What you are asked to do: When you come to the line with "Enumerate this screenshot's", begin repeating; continue exactly through the final line of the records and include nothing from before.

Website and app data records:
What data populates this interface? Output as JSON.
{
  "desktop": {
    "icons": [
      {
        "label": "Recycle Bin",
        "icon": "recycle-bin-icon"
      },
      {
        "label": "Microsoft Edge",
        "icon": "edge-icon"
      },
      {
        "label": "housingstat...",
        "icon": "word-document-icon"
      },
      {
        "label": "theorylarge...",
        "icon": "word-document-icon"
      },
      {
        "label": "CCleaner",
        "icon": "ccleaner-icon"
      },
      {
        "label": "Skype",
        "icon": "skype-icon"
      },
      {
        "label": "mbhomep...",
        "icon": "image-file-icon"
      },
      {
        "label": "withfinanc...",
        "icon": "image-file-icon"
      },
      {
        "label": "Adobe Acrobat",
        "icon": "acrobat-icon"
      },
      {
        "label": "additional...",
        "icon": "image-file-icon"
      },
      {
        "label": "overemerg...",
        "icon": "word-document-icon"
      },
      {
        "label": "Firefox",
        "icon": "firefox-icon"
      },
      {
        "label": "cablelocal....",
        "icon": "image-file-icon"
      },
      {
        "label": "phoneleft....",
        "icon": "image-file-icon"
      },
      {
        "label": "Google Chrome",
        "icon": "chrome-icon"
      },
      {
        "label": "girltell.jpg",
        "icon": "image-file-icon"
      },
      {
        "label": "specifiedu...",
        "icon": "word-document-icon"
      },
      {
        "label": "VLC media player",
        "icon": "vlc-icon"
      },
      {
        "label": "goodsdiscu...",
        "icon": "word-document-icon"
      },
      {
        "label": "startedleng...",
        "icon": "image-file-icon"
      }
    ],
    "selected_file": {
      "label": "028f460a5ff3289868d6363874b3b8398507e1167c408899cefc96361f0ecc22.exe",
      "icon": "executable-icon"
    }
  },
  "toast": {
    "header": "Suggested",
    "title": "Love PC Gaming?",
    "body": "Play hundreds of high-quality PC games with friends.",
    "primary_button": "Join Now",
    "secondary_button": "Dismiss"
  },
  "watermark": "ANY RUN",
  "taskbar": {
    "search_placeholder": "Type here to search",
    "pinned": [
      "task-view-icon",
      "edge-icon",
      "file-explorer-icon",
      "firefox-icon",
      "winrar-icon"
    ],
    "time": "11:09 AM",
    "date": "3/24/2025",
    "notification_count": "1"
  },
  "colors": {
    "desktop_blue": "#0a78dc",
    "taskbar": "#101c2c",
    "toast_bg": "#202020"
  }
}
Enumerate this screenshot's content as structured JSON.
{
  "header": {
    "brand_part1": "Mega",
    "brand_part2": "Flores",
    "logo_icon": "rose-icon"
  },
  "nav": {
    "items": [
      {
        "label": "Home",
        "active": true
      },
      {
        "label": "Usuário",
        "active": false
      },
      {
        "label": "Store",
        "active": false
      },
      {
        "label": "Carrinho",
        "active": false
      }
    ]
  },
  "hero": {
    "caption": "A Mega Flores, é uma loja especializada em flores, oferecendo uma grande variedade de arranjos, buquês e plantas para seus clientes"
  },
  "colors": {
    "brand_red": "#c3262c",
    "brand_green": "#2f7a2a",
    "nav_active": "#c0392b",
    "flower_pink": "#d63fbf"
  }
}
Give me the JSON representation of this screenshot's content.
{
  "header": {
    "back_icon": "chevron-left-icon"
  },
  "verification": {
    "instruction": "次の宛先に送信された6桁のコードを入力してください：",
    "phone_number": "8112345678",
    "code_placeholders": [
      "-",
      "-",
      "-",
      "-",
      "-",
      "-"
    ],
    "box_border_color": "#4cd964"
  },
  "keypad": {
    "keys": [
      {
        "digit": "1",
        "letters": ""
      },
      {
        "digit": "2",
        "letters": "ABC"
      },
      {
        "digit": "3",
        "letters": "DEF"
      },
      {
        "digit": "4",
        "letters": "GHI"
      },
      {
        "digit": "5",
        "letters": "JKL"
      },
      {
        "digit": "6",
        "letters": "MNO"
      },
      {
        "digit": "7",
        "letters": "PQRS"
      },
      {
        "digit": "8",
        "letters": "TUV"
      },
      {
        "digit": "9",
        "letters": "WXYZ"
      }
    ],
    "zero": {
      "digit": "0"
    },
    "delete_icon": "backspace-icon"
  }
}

Your solution:
Enumerate this screenshot's content as structured JSON.
{
  "header": {
    "brand_part1": "Mega",
    "brand_part2": "Flores",
    "logo_icon": "rose-icon"
  },
  "nav": {
    "items": [
      {
        "label": "Home",
        "active": true
      },
      {
        "label": "Usuário",
        "active": false
      },
      {
        "label": "Store",
        "active": false
      },
      {
        "label": "Carrinho",
        "active": false
      }
    ]
  },
  "hero": {
    "caption": "A Mega Flores, é uma loja especializada em flores, oferecendo uma grande variedade de arranjos, buquês e plantas para seus clientes"
  },
  "colors": {
    "brand_red": "#c3262c",
    "brand_green": "#2f7a2a",
    "nav_active": "#c0392b",
    "flower_pink": "#d63fbf"
  }
}
Give me the JSON representation of this screenshot's content.
{
  "header": {
    "back_icon": "chevron-left-icon"
  },
  "verification": {
    "instruction": "次の宛先に送信された6桁のコードを入力してください：",
    "phone_number": "8112345678",
    "code_placeholders": [
      "-",
      "-",
      "-",
      "-",
      "-",
      "-"
    ],
    "box_border_color": "#4cd964"
  },
  "keypad": {
    "keys": [
      {
        "digit": "1",
        "letters": ""
      },
      {
        "digit": "2",
        "letters": "ABC"
      },
      {
        "digit": "3",
        "letters": "DEF"
      },
      {
        "digit": "4",
        "letters": "GHI"
      },
      {
        "digit": "5",
        "letters": "JKL"
      },
      {
        "digit": "6",
        "letters": "MNO"
      },
      {
        "digit": "7",
        "letters": "PQRS"
      },
      {
        "digit": "8",
        "letters": "TUV"
      },
      {
        "digit": "9",
        "letters": "WXYZ"
      }
    ],
    "zero": {
      "digit": "0"
    },
    "delete_icon": "backspace-icon"
  }
}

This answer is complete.